old-age and death in their train.

Such is the affliction of a master;
and exactly the same is the affliction
which comes on that master's pupil
who devotes himself to solitude
after his master's example
and chooses out his solitary lodging -
in the forest under a tree,
in the wilds in cave or grot,
in a charnel-ground,
in a thicket,
or on bracken in the open.

As he lives aloof thus,
he is visited by a constant stream of brahmins and householders,
of townsfolk and countryfolk;
and infatuations hankerings and covetise grow upon him,
so that he is a backslider to luxury.

Such is an afflicted pupil who,
in his affliction
is laid low by evil and wrong dispositions
that are vicious and entail re-birth,
are fraught with anguish,
and ripen to Ill,
with a heritage of birth,
old-age and death in their train.

Such is the pupil's affliction.

What is affliction in living the higher life? -

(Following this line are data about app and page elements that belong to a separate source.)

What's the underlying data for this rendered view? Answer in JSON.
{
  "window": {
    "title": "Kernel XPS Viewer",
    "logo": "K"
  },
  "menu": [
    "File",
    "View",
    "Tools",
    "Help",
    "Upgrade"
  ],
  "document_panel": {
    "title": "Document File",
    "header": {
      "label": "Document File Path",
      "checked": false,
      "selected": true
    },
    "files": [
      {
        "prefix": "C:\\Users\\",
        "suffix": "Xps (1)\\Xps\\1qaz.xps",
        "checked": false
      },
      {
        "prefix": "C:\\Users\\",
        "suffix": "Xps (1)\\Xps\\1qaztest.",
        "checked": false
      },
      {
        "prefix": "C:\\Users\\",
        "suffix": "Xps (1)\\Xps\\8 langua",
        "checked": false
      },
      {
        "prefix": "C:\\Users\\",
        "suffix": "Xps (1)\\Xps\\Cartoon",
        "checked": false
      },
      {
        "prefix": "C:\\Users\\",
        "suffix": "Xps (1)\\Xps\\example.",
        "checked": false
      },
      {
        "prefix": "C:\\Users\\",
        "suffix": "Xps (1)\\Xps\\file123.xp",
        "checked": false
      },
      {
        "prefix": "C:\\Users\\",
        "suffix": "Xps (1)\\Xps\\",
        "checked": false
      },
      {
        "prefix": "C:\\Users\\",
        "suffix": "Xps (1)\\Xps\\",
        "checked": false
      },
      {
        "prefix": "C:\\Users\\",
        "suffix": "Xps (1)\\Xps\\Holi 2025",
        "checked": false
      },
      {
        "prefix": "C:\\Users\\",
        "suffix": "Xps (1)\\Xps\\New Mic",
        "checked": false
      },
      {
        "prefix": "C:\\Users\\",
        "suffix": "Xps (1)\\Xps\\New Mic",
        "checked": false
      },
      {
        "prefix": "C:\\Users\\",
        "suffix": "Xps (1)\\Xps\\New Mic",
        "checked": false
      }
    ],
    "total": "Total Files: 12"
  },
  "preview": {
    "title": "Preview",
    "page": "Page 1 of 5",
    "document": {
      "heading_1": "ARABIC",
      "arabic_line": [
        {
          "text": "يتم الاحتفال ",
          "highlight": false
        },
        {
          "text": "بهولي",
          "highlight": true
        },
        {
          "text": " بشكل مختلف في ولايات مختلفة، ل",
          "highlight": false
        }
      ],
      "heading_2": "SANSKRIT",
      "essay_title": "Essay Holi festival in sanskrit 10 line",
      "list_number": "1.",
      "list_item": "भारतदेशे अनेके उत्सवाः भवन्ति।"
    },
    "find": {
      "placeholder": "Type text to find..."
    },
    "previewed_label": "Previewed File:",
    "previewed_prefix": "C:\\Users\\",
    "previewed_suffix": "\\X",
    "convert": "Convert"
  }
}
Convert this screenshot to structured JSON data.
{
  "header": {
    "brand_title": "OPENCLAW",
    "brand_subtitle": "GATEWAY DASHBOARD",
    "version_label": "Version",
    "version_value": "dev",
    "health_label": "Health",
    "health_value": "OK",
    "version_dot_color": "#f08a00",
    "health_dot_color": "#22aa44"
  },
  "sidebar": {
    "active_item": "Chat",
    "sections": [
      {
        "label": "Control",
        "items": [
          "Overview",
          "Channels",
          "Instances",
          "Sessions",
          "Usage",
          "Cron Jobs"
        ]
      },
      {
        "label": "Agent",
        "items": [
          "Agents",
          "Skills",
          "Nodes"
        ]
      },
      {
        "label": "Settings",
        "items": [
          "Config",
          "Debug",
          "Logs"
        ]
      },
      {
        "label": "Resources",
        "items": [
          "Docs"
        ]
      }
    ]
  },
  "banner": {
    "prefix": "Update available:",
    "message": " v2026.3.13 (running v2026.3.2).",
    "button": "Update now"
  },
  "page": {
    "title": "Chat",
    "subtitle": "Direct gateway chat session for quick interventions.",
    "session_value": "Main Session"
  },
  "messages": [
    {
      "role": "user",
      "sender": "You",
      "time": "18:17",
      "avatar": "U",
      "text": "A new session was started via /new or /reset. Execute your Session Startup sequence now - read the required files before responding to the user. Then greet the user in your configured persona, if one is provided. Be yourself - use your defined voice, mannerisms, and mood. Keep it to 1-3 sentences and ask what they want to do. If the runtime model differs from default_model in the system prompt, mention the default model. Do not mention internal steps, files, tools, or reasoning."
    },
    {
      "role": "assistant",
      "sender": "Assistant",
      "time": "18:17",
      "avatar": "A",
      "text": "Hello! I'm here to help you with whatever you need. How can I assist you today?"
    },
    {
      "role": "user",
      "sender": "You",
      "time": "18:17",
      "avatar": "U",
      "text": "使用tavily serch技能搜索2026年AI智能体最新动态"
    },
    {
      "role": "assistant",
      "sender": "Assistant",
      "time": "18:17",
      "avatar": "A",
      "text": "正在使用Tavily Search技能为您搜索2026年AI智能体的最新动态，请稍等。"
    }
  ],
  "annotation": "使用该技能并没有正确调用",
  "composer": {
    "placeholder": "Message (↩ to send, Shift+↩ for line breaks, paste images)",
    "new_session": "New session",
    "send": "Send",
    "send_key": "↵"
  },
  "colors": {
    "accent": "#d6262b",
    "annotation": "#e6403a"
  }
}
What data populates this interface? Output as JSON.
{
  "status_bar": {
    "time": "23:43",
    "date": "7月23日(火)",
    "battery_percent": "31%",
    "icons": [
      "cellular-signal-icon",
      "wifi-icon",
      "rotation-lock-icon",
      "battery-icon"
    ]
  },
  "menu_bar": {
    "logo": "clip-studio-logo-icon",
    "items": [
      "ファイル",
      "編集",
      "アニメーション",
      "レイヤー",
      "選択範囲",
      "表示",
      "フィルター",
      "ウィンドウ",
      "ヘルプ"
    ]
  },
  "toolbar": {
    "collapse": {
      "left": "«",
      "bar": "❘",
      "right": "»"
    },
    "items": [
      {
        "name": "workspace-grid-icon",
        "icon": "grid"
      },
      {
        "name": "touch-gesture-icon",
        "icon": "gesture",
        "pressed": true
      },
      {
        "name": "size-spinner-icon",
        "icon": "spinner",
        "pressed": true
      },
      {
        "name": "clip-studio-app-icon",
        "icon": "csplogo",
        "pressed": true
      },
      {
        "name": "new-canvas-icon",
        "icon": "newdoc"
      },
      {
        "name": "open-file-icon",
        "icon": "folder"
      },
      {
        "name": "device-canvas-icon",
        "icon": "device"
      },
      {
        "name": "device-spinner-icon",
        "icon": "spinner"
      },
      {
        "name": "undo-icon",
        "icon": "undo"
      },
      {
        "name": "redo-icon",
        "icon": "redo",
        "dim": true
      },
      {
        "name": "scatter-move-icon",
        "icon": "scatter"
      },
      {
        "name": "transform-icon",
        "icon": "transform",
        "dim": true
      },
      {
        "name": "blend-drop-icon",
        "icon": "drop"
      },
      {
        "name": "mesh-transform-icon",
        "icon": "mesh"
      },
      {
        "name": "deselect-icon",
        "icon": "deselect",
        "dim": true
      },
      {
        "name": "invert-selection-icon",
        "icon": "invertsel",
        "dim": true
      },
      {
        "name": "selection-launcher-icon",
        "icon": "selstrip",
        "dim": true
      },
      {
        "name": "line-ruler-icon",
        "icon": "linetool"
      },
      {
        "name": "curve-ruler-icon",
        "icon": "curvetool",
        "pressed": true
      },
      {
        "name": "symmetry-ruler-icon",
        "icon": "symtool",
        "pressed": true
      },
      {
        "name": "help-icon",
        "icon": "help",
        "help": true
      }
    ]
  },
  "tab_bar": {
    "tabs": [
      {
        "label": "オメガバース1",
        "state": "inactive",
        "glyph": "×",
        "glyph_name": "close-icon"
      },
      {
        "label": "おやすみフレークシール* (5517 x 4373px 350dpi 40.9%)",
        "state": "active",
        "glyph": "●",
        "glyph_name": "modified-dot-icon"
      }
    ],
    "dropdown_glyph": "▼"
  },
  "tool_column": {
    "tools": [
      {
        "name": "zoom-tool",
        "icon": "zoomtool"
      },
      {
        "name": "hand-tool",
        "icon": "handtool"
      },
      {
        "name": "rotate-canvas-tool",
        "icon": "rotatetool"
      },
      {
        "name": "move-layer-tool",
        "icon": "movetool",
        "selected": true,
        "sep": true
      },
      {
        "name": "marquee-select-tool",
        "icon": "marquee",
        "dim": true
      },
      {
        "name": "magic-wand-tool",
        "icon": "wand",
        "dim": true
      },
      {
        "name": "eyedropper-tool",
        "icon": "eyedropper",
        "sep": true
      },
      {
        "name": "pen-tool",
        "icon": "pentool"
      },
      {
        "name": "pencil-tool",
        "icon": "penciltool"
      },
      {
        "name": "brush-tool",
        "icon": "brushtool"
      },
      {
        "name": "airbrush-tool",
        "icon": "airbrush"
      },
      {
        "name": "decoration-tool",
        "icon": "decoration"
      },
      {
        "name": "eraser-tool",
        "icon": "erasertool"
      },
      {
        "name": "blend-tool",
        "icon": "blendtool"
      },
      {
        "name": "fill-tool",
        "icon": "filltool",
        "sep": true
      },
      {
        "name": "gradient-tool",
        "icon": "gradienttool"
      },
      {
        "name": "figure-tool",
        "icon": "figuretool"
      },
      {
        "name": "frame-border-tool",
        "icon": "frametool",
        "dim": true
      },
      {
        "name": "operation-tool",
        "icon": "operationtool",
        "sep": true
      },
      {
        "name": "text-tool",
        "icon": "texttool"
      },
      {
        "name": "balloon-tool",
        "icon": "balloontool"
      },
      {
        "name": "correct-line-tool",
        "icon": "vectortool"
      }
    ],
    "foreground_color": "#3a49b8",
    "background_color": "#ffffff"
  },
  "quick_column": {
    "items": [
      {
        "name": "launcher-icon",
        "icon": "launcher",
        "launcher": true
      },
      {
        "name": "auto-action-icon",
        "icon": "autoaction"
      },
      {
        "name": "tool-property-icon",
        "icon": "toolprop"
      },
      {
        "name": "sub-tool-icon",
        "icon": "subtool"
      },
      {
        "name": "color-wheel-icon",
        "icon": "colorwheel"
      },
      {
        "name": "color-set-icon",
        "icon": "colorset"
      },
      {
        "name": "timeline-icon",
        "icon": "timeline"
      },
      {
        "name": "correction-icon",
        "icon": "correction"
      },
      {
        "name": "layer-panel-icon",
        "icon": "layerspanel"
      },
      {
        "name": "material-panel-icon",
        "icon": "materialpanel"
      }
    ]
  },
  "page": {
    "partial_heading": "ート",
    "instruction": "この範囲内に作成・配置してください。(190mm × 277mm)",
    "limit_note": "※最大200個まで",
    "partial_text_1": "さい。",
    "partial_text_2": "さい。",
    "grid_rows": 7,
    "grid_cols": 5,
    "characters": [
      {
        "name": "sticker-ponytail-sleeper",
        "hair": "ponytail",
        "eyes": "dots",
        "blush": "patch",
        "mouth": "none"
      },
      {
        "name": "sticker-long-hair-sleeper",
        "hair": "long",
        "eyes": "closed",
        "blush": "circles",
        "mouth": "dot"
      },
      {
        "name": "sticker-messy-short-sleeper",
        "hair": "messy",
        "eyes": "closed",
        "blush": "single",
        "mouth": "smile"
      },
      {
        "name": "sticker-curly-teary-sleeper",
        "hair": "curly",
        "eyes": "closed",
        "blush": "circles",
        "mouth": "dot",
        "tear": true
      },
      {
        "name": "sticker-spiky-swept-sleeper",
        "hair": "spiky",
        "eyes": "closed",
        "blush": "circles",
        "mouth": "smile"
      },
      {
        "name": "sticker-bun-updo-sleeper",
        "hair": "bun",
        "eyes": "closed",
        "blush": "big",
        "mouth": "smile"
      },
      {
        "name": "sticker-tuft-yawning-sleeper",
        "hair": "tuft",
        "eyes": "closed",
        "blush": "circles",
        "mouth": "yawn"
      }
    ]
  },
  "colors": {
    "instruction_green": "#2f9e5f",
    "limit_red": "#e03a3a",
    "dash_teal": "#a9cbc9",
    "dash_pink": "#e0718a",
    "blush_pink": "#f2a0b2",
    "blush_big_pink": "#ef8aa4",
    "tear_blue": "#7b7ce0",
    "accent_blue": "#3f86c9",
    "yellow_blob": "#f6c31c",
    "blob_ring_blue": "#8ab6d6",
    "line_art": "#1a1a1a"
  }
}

Suppose there appears in the world a Truth-finder,
arahat all-enlightened,
... Lord of Enlightenment,
who chooses out his solitary lodging
and there in his life aloof
is visited by a constant stream of visitors;
yet infatuations hankerings and covetise
never grow upon him
nor [117] is he ever a backslider to luxury.

But this Master's pupil,
devoting himself to solitude
after his Master's example,
chooses out his solitary lodging
where in his life aloof
he is visited by a constant stream of visitors;
and infatuations hankerings and covetise [222] grow upon him,
so that he is a backslider to luxury.

Such, Ānanda,
is what is termed
affliction in living the higher life.

It is such affliction,
whether of master or of pupil,
which more than aught else
proves their affliction
in living the higher life
which ripens to Ill
and exceeding bitterness
and conduces to woe hereafter.

Therefore, comport yourselves towards me
in a spirit of friendliness
not of hostility,
and it will prove your lasting happiness and welfare.

Now, how do disciples comport themselves towards their master
in a spirit of hostility
and not of friendliness? -

Take the case of a master
who out of compassion and affection
preaches his Doctrine to his disciples
in a spirit of compassion
to ensure their happiness and welfare,
but whose disciples do not listen
or give ear
or try to learn,
but turn away from his teachings.

That is the spirit of hostility to a master.

The spirit of friendliness is shown
when his disciples listen,
give ear
and try to learn,
and turn not from his teachings,
as he seeks to ensure their happiness and welfare.

[118] Therefore, Ānanda,
comport yourselves towards me
in a spirit not of hostility
but of friendliness;
and it will prove your lasting happiness and welfare.

I do not deal with you
as the potter with mere wet clay.

I shall speak to you with constant admonishings
and with constant eradication of faults; -
that which is excellent will stand fast.

Thus spoke the Lord.

Glad at heart,
Ānanda rejoiced in what the Lord had said.


Contact:
E-mail
Copyright Statement   Webmaster's Page